▸ YOUR TASK: Give all the lines below again, exactly, with no pictures.

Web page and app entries

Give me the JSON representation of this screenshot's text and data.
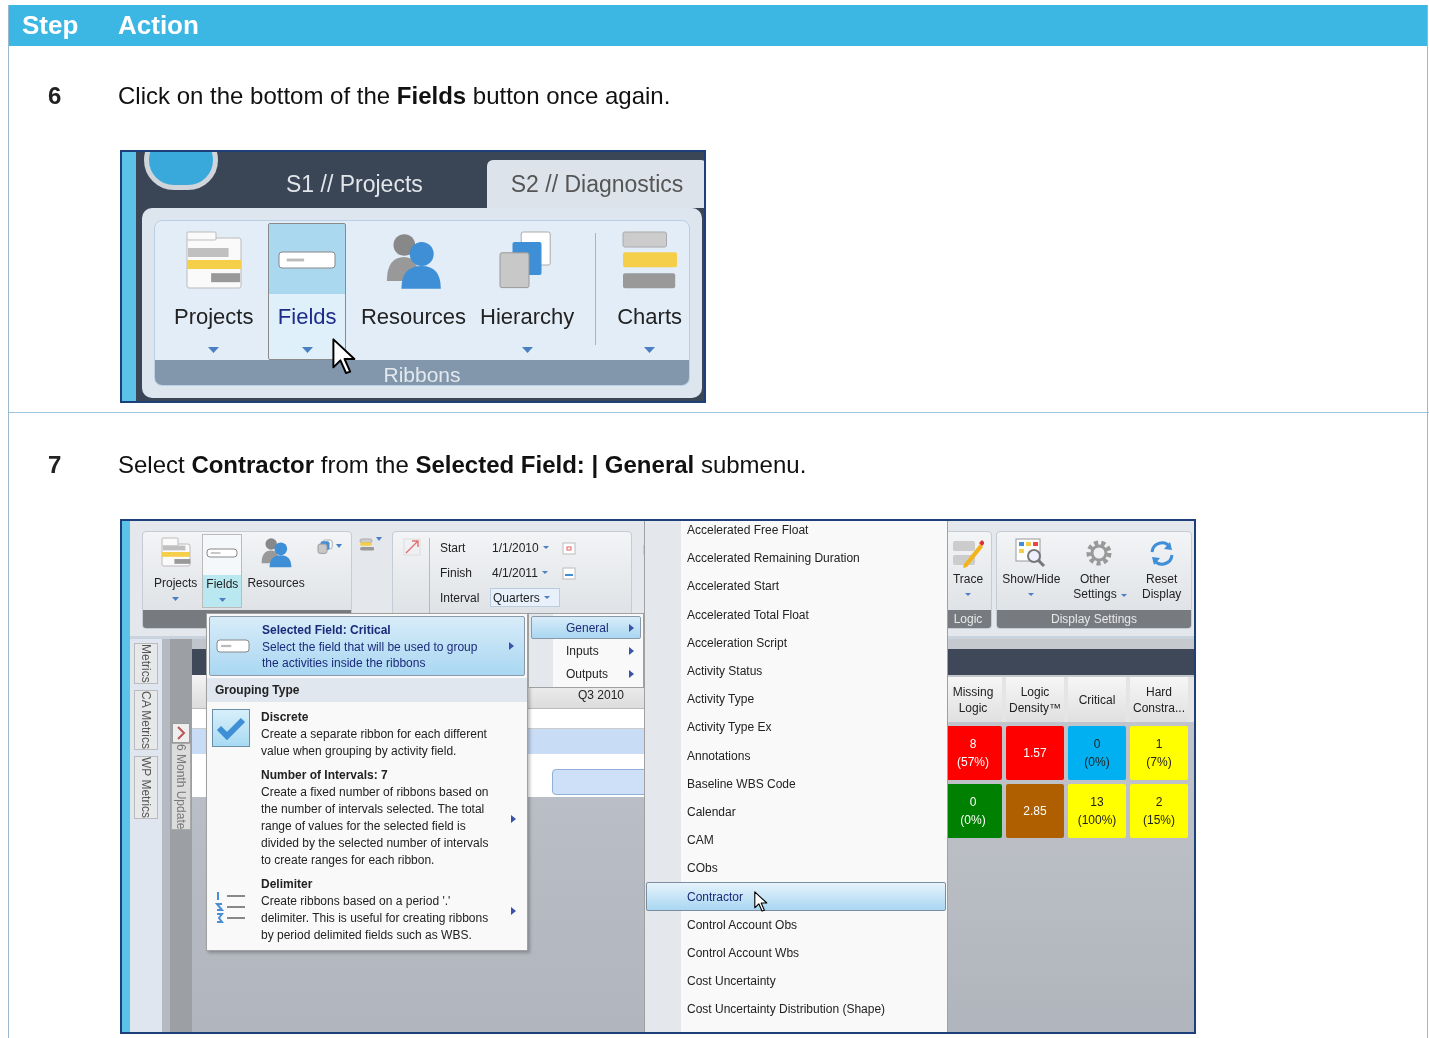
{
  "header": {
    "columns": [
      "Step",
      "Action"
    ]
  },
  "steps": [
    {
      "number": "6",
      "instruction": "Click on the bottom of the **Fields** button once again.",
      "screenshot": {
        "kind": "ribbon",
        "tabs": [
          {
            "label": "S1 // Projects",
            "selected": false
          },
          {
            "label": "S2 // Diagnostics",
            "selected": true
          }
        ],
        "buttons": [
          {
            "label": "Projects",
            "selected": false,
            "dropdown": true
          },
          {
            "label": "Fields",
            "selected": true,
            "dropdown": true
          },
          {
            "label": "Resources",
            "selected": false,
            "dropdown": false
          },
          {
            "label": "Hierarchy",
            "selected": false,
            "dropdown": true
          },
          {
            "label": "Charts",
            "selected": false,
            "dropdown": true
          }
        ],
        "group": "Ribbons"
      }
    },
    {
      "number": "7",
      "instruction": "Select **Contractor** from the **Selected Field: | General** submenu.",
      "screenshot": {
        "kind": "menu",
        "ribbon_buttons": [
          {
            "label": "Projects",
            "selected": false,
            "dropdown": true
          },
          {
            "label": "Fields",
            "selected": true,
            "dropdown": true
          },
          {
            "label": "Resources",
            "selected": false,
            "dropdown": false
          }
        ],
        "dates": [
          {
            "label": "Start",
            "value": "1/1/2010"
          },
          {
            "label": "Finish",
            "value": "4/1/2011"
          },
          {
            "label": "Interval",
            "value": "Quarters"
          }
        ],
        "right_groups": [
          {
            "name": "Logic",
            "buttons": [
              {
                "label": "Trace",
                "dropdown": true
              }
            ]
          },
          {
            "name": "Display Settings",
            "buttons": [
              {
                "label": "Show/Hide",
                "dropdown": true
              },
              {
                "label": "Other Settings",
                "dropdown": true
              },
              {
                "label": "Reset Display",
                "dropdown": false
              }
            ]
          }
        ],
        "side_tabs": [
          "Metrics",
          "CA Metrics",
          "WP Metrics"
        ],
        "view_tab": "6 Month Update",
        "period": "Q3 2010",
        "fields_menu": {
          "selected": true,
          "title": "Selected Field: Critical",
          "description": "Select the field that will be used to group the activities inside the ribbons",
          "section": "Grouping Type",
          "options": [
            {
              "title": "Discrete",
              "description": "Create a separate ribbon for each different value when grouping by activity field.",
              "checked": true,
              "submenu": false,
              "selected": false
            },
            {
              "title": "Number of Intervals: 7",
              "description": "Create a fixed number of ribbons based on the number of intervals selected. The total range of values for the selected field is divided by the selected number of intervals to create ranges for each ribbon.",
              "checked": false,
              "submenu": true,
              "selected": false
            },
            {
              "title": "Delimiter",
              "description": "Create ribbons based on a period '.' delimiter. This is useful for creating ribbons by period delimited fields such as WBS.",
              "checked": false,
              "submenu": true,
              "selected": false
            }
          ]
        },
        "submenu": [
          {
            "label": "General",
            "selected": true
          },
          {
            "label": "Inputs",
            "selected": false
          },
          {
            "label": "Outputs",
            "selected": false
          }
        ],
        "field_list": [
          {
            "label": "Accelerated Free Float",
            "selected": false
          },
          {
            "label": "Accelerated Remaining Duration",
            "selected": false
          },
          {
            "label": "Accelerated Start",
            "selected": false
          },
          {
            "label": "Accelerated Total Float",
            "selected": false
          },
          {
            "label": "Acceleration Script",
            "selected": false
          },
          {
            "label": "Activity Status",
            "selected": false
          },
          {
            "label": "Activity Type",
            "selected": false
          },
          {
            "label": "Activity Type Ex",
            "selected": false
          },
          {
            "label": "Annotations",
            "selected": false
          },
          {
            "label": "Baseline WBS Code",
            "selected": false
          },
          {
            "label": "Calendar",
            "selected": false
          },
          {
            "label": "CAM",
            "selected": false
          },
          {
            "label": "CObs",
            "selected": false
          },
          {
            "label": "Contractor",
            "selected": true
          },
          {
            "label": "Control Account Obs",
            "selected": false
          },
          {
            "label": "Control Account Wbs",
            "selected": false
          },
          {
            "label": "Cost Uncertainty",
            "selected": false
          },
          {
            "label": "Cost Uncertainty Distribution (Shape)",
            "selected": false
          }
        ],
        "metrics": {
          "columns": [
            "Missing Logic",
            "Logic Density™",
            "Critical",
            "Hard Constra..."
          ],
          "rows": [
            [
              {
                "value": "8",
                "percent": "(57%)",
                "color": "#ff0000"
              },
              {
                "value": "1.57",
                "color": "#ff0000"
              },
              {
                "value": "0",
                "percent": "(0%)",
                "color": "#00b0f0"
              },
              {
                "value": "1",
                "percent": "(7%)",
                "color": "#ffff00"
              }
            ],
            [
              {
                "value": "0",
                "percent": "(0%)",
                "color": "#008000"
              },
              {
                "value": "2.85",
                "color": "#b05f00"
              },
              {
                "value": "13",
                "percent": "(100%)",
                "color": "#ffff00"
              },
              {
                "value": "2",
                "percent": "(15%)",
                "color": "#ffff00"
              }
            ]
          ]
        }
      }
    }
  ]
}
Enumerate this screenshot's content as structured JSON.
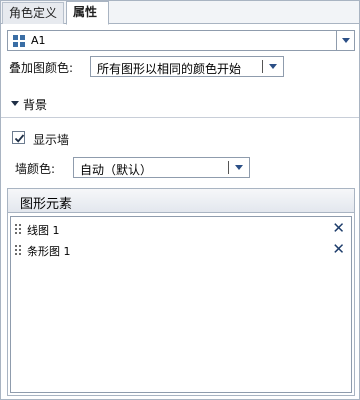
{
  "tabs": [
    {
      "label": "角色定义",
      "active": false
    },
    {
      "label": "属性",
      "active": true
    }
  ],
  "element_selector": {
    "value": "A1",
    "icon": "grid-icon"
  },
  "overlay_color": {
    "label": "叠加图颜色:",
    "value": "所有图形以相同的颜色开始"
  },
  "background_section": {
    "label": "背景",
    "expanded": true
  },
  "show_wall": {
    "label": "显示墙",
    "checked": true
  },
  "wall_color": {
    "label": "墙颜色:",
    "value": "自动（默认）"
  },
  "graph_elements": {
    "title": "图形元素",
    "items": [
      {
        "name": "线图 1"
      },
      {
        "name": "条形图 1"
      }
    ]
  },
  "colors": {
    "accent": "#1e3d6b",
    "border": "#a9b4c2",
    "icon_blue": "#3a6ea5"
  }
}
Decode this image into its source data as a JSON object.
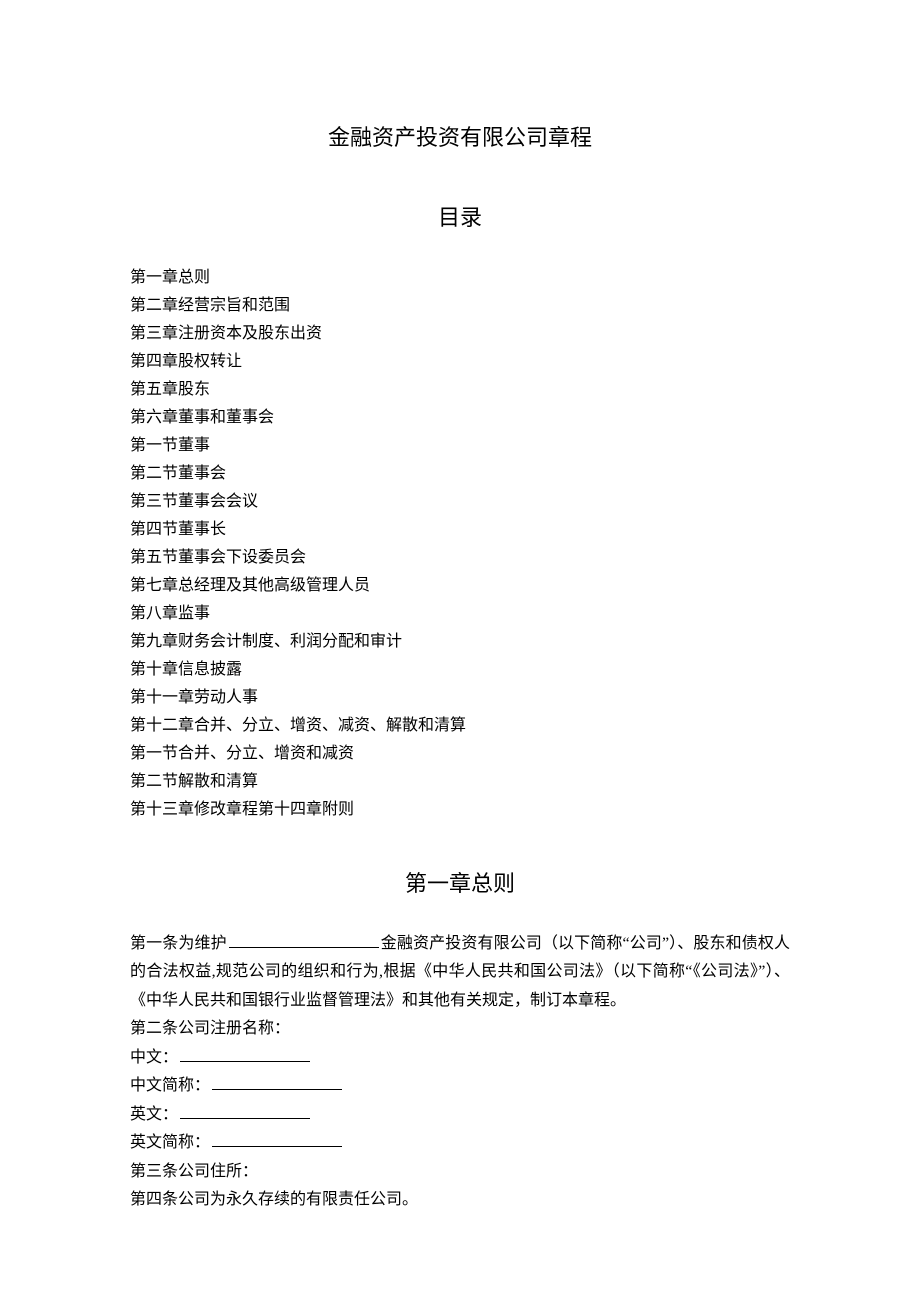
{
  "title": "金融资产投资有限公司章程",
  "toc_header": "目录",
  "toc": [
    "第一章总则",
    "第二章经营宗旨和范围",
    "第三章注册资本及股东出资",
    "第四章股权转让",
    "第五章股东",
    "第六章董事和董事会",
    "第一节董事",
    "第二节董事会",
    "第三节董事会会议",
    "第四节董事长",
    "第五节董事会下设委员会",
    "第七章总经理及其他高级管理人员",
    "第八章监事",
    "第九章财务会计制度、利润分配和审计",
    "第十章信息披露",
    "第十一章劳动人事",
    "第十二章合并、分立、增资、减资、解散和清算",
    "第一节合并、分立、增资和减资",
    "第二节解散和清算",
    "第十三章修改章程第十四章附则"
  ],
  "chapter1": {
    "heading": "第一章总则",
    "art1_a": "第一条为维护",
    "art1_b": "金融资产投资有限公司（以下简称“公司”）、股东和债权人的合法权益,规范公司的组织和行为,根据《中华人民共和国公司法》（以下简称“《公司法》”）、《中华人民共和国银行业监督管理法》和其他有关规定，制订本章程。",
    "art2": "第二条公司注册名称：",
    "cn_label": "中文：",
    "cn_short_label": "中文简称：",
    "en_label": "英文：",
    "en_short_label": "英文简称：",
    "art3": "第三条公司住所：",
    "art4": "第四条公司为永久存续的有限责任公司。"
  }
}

▸ ANSWER TO THIS EXERCISE:
Give me the JSON representation of this screenshot's text and data.
{
  "header": {
    "columns": [
      "Step",
      "Action"
    ]
  },
  "steps": [
    {
      "number": "6",
      "instruction": "Click on the bottom of the **Fields** button once again.",
      "screenshot": {
        "kind": "ribbon",
        "tabs": [
          {
            "label": "S1 // Projects",
            "selected": false
          },
          {
            "label": "S2 // Diagnostics",
            "selected": true
          }
        ],
        "buttons": [
          {
            "label": "Projects",
            "selected": false,
            "dropdown": true
          },
          {
            "label": "Fields",
            "selected": true,
            "dropdown": true
          },
          {
            "label": "Resources",
            "selected": false,
            "dropdown": false
          },
          {
            "label": "Hierarchy",
            "selected": false,
            "dropdown": true
          },
          {
            "label": "Charts",
            "selected": false,
            "dropdown": true
          }
        ],
        "group": "Ribbons"
      }
    },
    {
      "number": "7",
      "instruction": "Select **Contractor** from the **Selected Field: | General** submenu.",
      "screenshot": {
        "kind": "menu",
        "ribbon_buttons": [
          {
            "label": "Projects",
            "selected": false,
            "dropdown": true
          },
          {
            "label": "Fields",
            "selected": true,
            "dropdown": true
          },
          {
            "label": "Resources",
            "selected": false,
            "dropdown": false
          }
        ],
        "dates": [
          {
            "label": "Start",
            "value": "1/1/2010"
          },
          {
            "label": "Finish",
            "value": "4/1/2011"
          },
          {
            "label": "Interval",
            "value": "Quarters"
          }
        ],
        "right_groups": [
          {
            "name": "Logic",
            "buttons": [
              {
                "label": "Trace",
                "dropdown": true
              }
            ]
          },
          {
            "name": "Display Settings",
            "buttons": [
              {
                "label": "Show/Hide",
                "dropdown": true
              },
              {
                "label": "Other Settings",
                "dropdown": true
              },
              {
                "label": "Reset Display",
                "dropdown": false
              }
            ]
          }
        ],
        "side_tabs": [
          "Metrics",
          "CA Metrics",
          "WP Metrics"
        ],
        "view_tab": "6 Month Update",
        "period": "Q3 2010",
        "fields_menu": {
          "selected": true,
          "title": "Selected Field: Critical",
          "description": "Select the field that will be used to group the activities inside the ribbons",
          "section": "Grouping Type",
          "options": [
            {
              "title": "Discrete",
              "description": "Create a separate ribbon for each different value when grouping by activity field.",
              "checked": true,
              "submenu": false,
              "selected": false
            },
            {
              "title": "Number of Intervals: 7",
              "description": "Create a fixed number of ribbons based on the number of intervals selected. The total range of values for the selected field is divided by the selected number of intervals to create ranges for each ribbon.",
              "checked": false,
              "submenu": true,
              "selected": false
            },
            {
              "title": "Delimiter",
              "description": "Create ribbons based on a period '.' delimiter. This is useful for creating ribbons by period delimited fields such as WBS.",
              "checked": false,
              "submenu": true,
              "selected": false
            }
          ]
        },
        "submenu": [
          {
            "label": "General",
            "selected": true
          },
          {
            "label": "Inputs",
            "selected": false
          },
          {
            "label": "Outputs",
            "selected": false
          }
        ],
        "field_list": [
          {
            "label": "Accelerated Free Float",
            "selected": false
          },
          {
            "label": "Accelerated Remaining Duration",
            "selected": false
          },
          {
            "label": "Accelerated Start",
            "selected": false
          },
          {
            "label": "Accelerated Total Float",
            "selected": false
          },
          {
            "label": "Acceleration Script",
            "selected": false
          },
          {
            "label": "Activity Status",
            "selected": false
          },
          {
            "label": "Activity Type",
            "selected": false
          },
          {
            "label": "Activity Type Ex",
            "selected": false
          },
          {
            "label": "Annotations",
            "selected": false
          },
          {
            "label": "Baseline WBS Code",
            "selected": false
          },
          {
            "label": "Calendar",
            "selected": false
          },
          {
            "label": "CAM",
            "selected": false
          },
          {
            "label": "CObs",
            "selected": false
          },
          {
            "label": "Contractor",
            "selected": true
          },
          {
            "label": "Control Account Obs",
            "selected": false
          },
          {
            "label": "Control Account Wbs",
            "selected": false
          },
          {
            "label": "Cost Uncertainty",
            "selected": false
          },
          {
            "label": "Cost Uncertainty Distribution (Shape)",
            "selected": false
          }
        ],
        "metrics": {
          "columns": [
            "Missing Logic",
            "Logic Density™",
            "Critical",
            "Hard Constra..."
          ],
          "rows": [
            [
              {
                "value": "8",
                "percent": "(57%)",
                "color": "#ff0000"
              },
              {
                "value": "1.57",
                "color": "#ff0000"
              },
              {
                "value": "0",
                "percent": "(0%)",
                "color": "#00b0f0"
              },
              {
                "value": "1",
                "percent": "(7%)",
                "color": "#ffff00"
              }
            ],
            [
              {
                "value": "0",
                "percent": "(0%)",
                "color": "#008000"
              },
              {
                "value": "2.85",
                "color": "#b05f00"
              },
              {
                "value": "13",
                "percent": "(100%)",
                "color": "#ffff00"
              },
              {
                "value": "2",
                "percent": "(15%)",
                "color": "#ffff00"
              }
            ]
          ]
        }
      }
    }
  ]
}
Enumerate this screenshot's content as structured JSON.
{
  "tabs": [
    {
      "label": "角色定义",
      "active": false
    },
    {
      "label": "属性",
      "active": true
    }
  ],
  "element_selector": {
    "value": "A1",
    "icon": "grid-icon"
  },
  "overlay_color": {
    "label": "叠加图颜色:",
    "value": "所有图形以相同的颜色开始"
  },
  "background_section": {
    "label": "背景",
    "expanded": true
  },
  "show_wall": {
    "label": "显示墙",
    "checked": true
  },
  "wall_color": {
    "label": "墙颜色:",
    "value": "自动（默认）"
  },
  "graph_elements": {
    "title": "图形元素",
    "items": [
      {
        "name": "线图 1"
      },
      {
        "name": "条形图 1"
      }
    ]
  },
  "colors": {
    "accent": "#1e3d6b",
    "border": "#a9b4c2",
    "icon_blue": "#3a6ea5"
  }
}
Decode this image into its source data as a JSON object.
{
  "title": "金融资产投资有限公司章程",
  "toc_header": "目录",
  "toc": [
    "第一章总则",
    "第二章经营宗旨和范围",
    "第三章注册资本及股东出资",
    "第四章股权转让",
    "第五章股东",
    "第六章董事和董事会",
    "第一节董事",
    "第二节董事会",
    "第三节董事会会议",
    "第四节董事长",
    "第五节董事会下设委员会",
    "第七章总经理及其他高级管理人员",
    "第八章监事",
    "第九章财务会计制度、利润分配和审计",
    "第十章信息披露",
    "第十一章劳动人事",
    "第十二章合并、分立、增资、减资、解散和清算",
    "第一节合并、分立、增资和减资",
    "第二节解散和清算",
    "第十三章修改章程第十四章附则"
  ],
  "chapter1": {
    "heading": "第一章总则",
    "art1_a": "第一条为维护",
    "art1_b": "金融资产投资有限公司（以下简称“公司”）、股东和债权人的合法权益,规范公司的组织和行为,根据《中华人民共和国公司法》（以下简称“《公司法》”）、《中华人民共和国银行业监督管理法》和其他有关规定，制订本章程。",
    "art2": "第二条公司注册名称：",
    "cn_label": "中文：",
    "cn_short_label": "中文简称：",
    "en_label": "英文：",
    "en_short_label": "英文简称：",
    "art3": "第三条公司住所：",
    "art4": "第四条公司为永久存续的有限责任公司。"
  }
}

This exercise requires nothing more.